• [WHAT YOU ARE ASKED TO DO]
The data below should be restated word for word, with every picture omitted.

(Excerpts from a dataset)
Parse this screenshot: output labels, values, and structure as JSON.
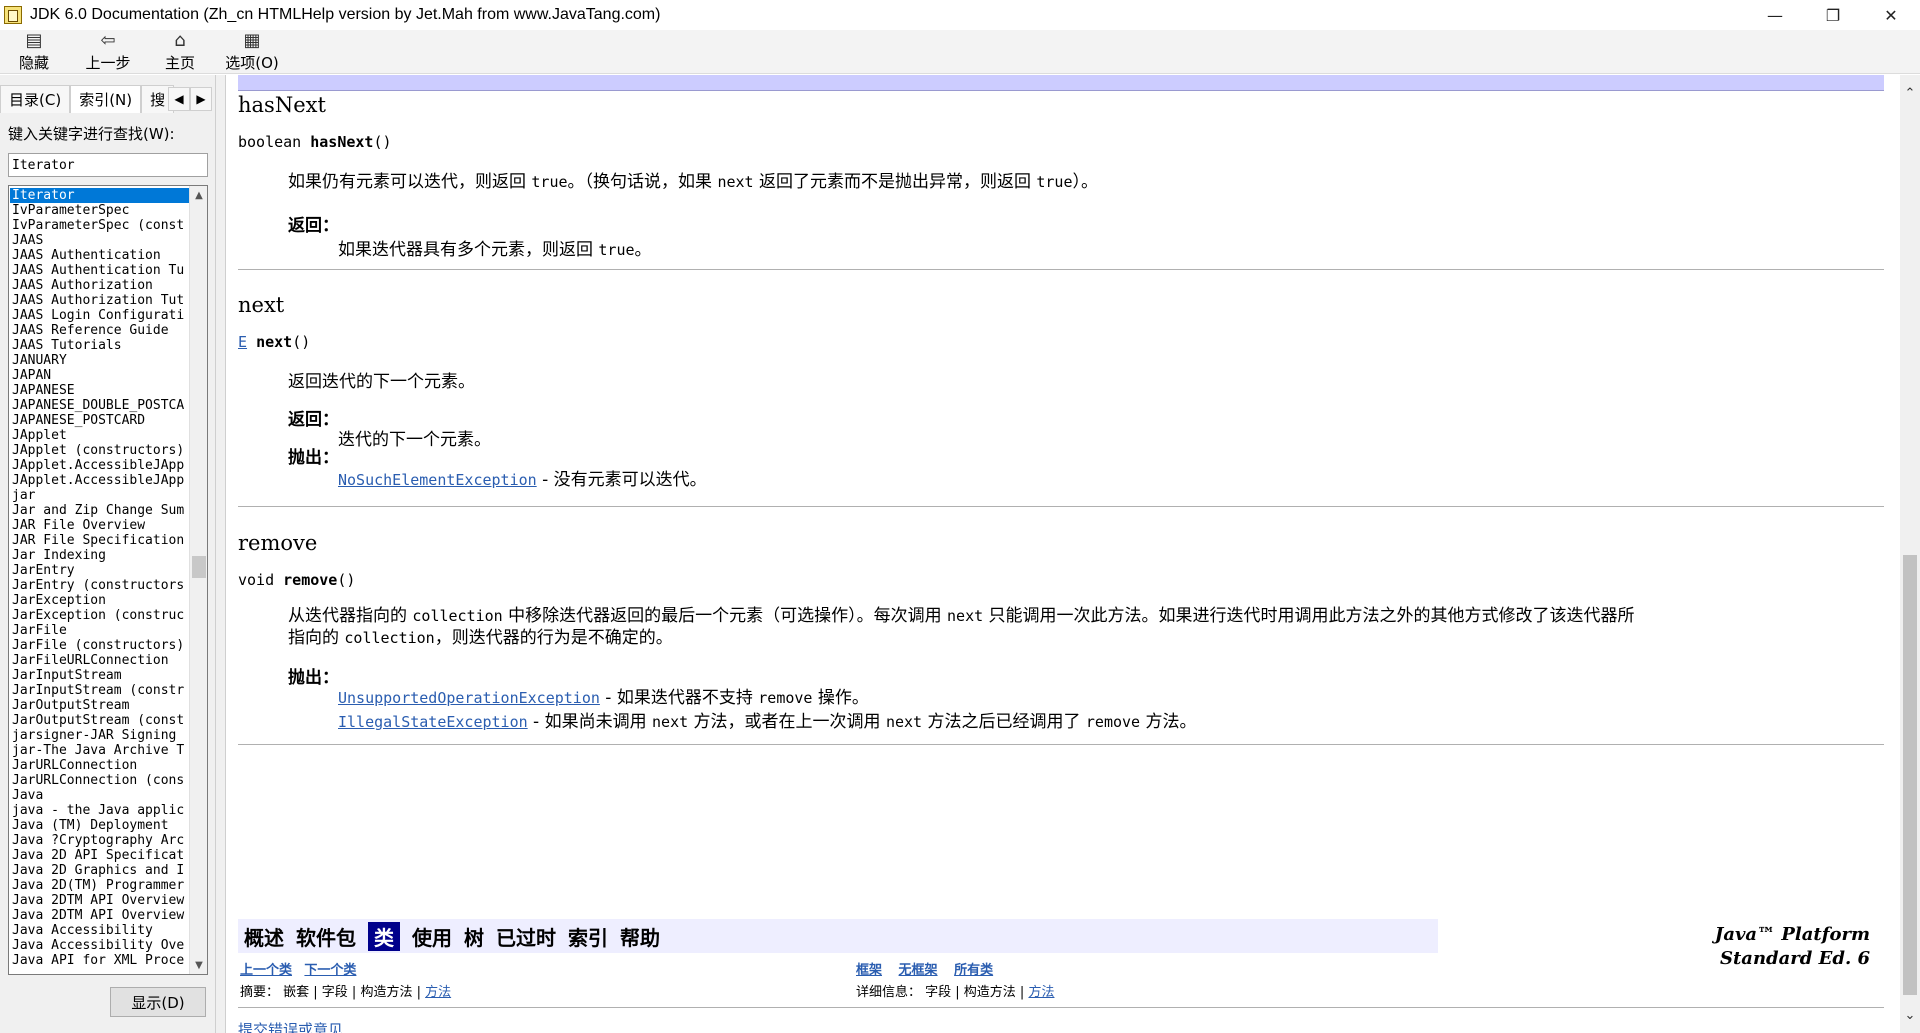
{
  "window": {
    "title": "JDK 6.0 Documentation (Zh_cn HTMLHelp version by Jet.Mah from www.JavaTang.com)",
    "controls": {
      "minimize": "—",
      "restore": "❐",
      "close": "✕"
    }
  },
  "toolbar": {
    "hide": "隐藏",
    "back": "上一步",
    "home": "主页",
    "options": "选项(O)"
  },
  "sidebar": {
    "tabs": [
      "目录(C)",
      "索引(N)",
      "搜"
    ],
    "tab_scroll": [
      "◀",
      "▶"
    ],
    "keyword_label": "键入关键字进行查找(W):",
    "keyword_value": "Iterator",
    "display_button": "显示(D)",
    "index_items": [
      "Iterator",
      "IvParameterSpec",
      "IvParameterSpec (const",
      "JAAS",
      "JAAS Authentication",
      "JAAS Authentication Tu",
      "JAAS Authorization",
      "JAAS Authorization Tut",
      "JAAS Login Configurati",
      "JAAS Reference Guide",
      "JAAS Tutorials",
      "JANUARY",
      "JAPAN",
      "JAPANESE",
      "JAPANESE_DOUBLE_POSTCA",
      "JAPANESE_POSTCARD",
      "JApplet",
      "JApplet (constructors)",
      "JApplet.AccessibleJApp",
      "JApplet.AccessibleJApp",
      "jar",
      "Jar and Zip Change Sum",
      "JAR File Overview",
      "JAR File Specification",
      "Jar Indexing",
      "JarEntry",
      "JarEntry (constructors",
      "JarException",
      "JarException (construc",
      "JarFile",
      "JarFile (constructors)",
      "JarFileURLConnection",
      "JarInputStream",
      "JarInputStream (constr",
      "JarOutputStream",
      "JarOutputStream (const",
      "jarsigner-JAR Signing",
      "jar-The Java Archive T",
      "JarURLConnection",
      "JarURLConnection (cons",
      "Java",
      "java - the Java applic",
      "Java (TM) Deployment",
      "Java ?Cryptography Arc",
      "Java 2D API Specificat",
      "Java 2D Graphics and I",
      "Java 2D(TM) Programmer",
      "Java 2DTM API Overview",
      "Java 2DTM API Overview",
      "Java Accessibility",
      "Java Accessibility Ove",
      "Java API for XML Proce"
    ]
  },
  "content": {
    "hasNext": {
      "title": "hasNext",
      "sig_type": "boolean",
      "sig_name": "hasNext",
      "sig_paren": "()",
      "desc_1": "如果仍有元素可以迭代，则返回 ",
      "desc_code1": "true",
      "desc_2": "。（换句话说，如果 ",
      "desc_code2": "next",
      "desc_3": " 返回了元素而不是抛出异常，则返回 ",
      "desc_code3": "true",
      "desc_4": "）。",
      "returns_label": "返回：",
      "returns_text": "如果迭代器具有多个元素，则返回 ",
      "returns_code": "true",
      "returns_end": "。"
    },
    "next": {
      "title": "next",
      "sig_type": "E",
      "sig_name": "next",
      "sig_paren": "()",
      "desc": "返回迭代的下一个元素。",
      "returns_label": "返回：",
      "returns_text": "迭代的下一个元素。",
      "throws_label": "抛出：",
      "throws_link": "NoSuchElementException",
      "throws_text": " - 没有元素可以迭代。"
    },
    "remove": {
      "title": "remove",
      "sig_type": "void",
      "sig_name": "remove",
      "sig_paren": "()",
      "desc_1": "从迭代器指向的 ",
      "desc_code1": "collection",
      "desc_2": " 中移除迭代器返回的最后一个元素（可选操作）。每次调用 ",
      "desc_code2": "next",
      "desc_3": " 只能调用一次此方法。如果进行迭代时用调用此方法之外的其他方式修改了该迭代器所",
      "desc_line2_a": "指向的 ",
      "desc_line2_code": "collection",
      "desc_line2_b": "，则迭代器的行为是不确定的。",
      "throws_label": "抛出：",
      "throws_1_link": "UnsupportedOperationException",
      "throws_1_a": " - 如果迭代器不支持 ",
      "throws_1_code": "remove",
      "throws_1_b": " 操作。",
      "throws_2_link": "IllegalStateException",
      "throws_2_a": " - 如果尚未调用 ",
      "throws_2_code1": "next",
      "throws_2_b": " 方法，或者在上一次调用 ",
      "throws_2_code2": "next",
      "throws_2_c": " 方法之后已经调用了 ",
      "throws_2_code3": "remove",
      "throws_2_d": " 方法。"
    },
    "navbar": {
      "items": [
        "概述",
        "软件包",
        "类",
        "使用",
        "树",
        "已过时",
        "索引",
        "帮助"
      ],
      "current_index": 2
    },
    "platform_line1": "Java™ Platform",
    "platform_line2": "Standard Ed. 6",
    "subnav": {
      "prev_class": "上一个类",
      "next_class": "下一个类",
      "frames": "框架",
      "no_frames": "无框架",
      "all_classes": "所有类",
      "summary_label": "摘要：",
      "summary_items": "嵌套 | 字段 | 构造方法 | ",
      "summary_method": "方法",
      "detail_label": "详细信息：",
      "detail_items": "字段 | 构造方法 | ",
      "detail_method": "方法"
    },
    "bottom_link": "提交错误或意见"
  },
  "colors": {
    "selected_bg": "#0078d7",
    "nav_bg": "#eeeeff",
    "nav_current": "#00008b",
    "link": "#2a5db0",
    "top_strip": "#ccccff"
  }
}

• [RESULT BELOW]
Parse this screenshot: output labels, values, and structure as JSON.
{
  "window": {
    "title": "JDK 6.0 Documentation (Zh_cn HTMLHelp version by Jet.Mah from www.JavaTang.com)",
    "controls": {
      "minimize": "—",
      "restore": "❐",
      "close": "✕"
    }
  },
  "toolbar": {
    "hide": "隐藏",
    "back": "上一步",
    "home": "主页",
    "options": "选项(O)"
  },
  "sidebar": {
    "tabs": [
      "目录(C)",
      "索引(N)",
      "搜"
    ],
    "tab_scroll": [
      "◀",
      "▶"
    ],
    "keyword_label": "键入关键字进行查找(W):",
    "keyword_value": "Iterator",
    "display_button": "显示(D)",
    "index_items": [
      "Iterator",
      "IvParameterSpec",
      "IvParameterSpec (const",
      "JAAS",
      "JAAS Authentication",
      "JAAS Authentication Tu",
      "JAAS Authorization",
      "JAAS Authorization Tut",
      "JAAS Login Configurati",
      "JAAS Reference Guide",
      "JAAS Tutorials",
      "JANUARY",
      "JAPAN",
      "JAPANESE",
      "JAPANESE_DOUBLE_POSTCA",
      "JAPANESE_POSTCARD",
      "JApplet",
      "JApplet (constructors)",
      "JApplet.AccessibleJApp",
      "JApplet.AccessibleJApp",
      "jar",
      "Jar and Zip Change Sum",
      "JAR File Overview",
      "JAR File Specification",
      "Jar Indexing",
      "JarEntry",
      "JarEntry (constructors",
      "JarException",
      "JarException (construc",
      "JarFile",
      "JarFile (constructors)",
      "JarFileURLConnection",
      "JarInputStream",
      "JarInputStream (constr",
      "JarOutputStream",
      "JarOutputStream (const",
      "jarsigner-JAR Signing",
      "jar-The Java Archive T",
      "JarURLConnection",
      "JarURLConnection (cons",
      "Java",
      "java - the Java applic",
      "Java (TM) Deployment",
      "Java ?Cryptography Arc",
      "Java 2D API Specificat",
      "Java 2D Graphics and I",
      "Java 2D(TM) Programmer",
      "Java 2DTM API Overview",
      "Java 2DTM API Overview",
      "Java Accessibility",
      "Java Accessibility Ove",
      "Java API for XML Proce"
    ]
  },
  "content": {
    "hasNext": {
      "title": "hasNext",
      "sig_type": "boolean",
      "sig_name": "hasNext",
      "sig_paren": "()",
      "desc_1": "如果仍有元素可以迭代，则返回 ",
      "desc_code1": "true",
      "desc_2": "。（换句话说，如果 ",
      "desc_code2": "next",
      "desc_3": " 返回了元素而不是抛出异常，则返回 ",
      "desc_code3": "true",
      "desc_4": "）。",
      "returns_label": "返回：",
      "returns_text": "如果迭代器具有多个元素，则返回 ",
      "returns_code": "true",
      "returns_end": "。"
    },
    "next": {
      "title": "next",
      "sig_type": "E",
      "sig_name": "next",
      "sig_paren": "()",
      "desc": "返回迭代的下一个元素。",
      "returns_label": "返回：",
      "returns_text": "迭代的下一个元素。",
      "throws_label": "抛出：",
      "throws_link": "NoSuchElementException",
      "throws_text": " - 没有元素可以迭代。"
    },
    "remove": {
      "title": "remove",
      "sig_type": "void",
      "sig_name": "remove",
      "sig_paren": "()",
      "desc_1": "从迭代器指向的 ",
      "desc_code1": "collection",
      "desc_2": " 中移除迭代器返回的最后一个元素（可选操作）。每次调用 ",
      "desc_code2": "next",
      "desc_3": " 只能调用一次此方法。如果进行迭代时用调用此方法之外的其他方式修改了该迭代器所",
      "desc_line2_a": "指向的 ",
      "desc_line2_code": "collection",
      "desc_line2_b": "，则迭代器的行为是不确定的。",
      "throws_label": "抛出：",
      "throws_1_link": "UnsupportedOperationException",
      "throws_1_a": " - 如果迭代器不支持 ",
      "throws_1_code": "remove",
      "throws_1_b": " 操作。",
      "throws_2_link": "IllegalStateException",
      "throws_2_a": " - 如果尚未调用 ",
      "throws_2_code1": "next",
      "throws_2_b": " 方法，或者在上一次调用 ",
      "throws_2_code2": "next",
      "throws_2_c": " 方法之后已经调用了 ",
      "throws_2_code3": "remove",
      "throws_2_d": " 方法。"
    },
    "navbar": {
      "items": [
        "概述",
        "软件包",
        "类",
        "使用",
        "树",
        "已过时",
        "索引",
        "帮助"
      ],
      "current_index": 2
    },
    "platform_line1": "Java™ Platform",
    "platform_line2": "Standard Ed. 6",
    "subnav": {
      "prev_class": "上一个类",
      "next_class": "下一个类",
      "frames": "框架",
      "no_frames": "无框架",
      "all_classes": "所有类",
      "summary_label": "摘要：",
      "summary_items": "嵌套 | 字段 | 构造方法 | ",
      "summary_method": "方法",
      "detail_label": "详细信息：",
      "detail_items": "字段 | 构造方法 | ",
      "detail_method": "方法"
    },
    "bottom_link": "提交错误或意见"
  },
  "colors": {
    "selected_bg": "#0078d7",
    "nav_bg": "#eeeeff",
    "nav_current": "#00008b",
    "link": "#2a5db0",
    "top_strip": "#ccccff"
  }
}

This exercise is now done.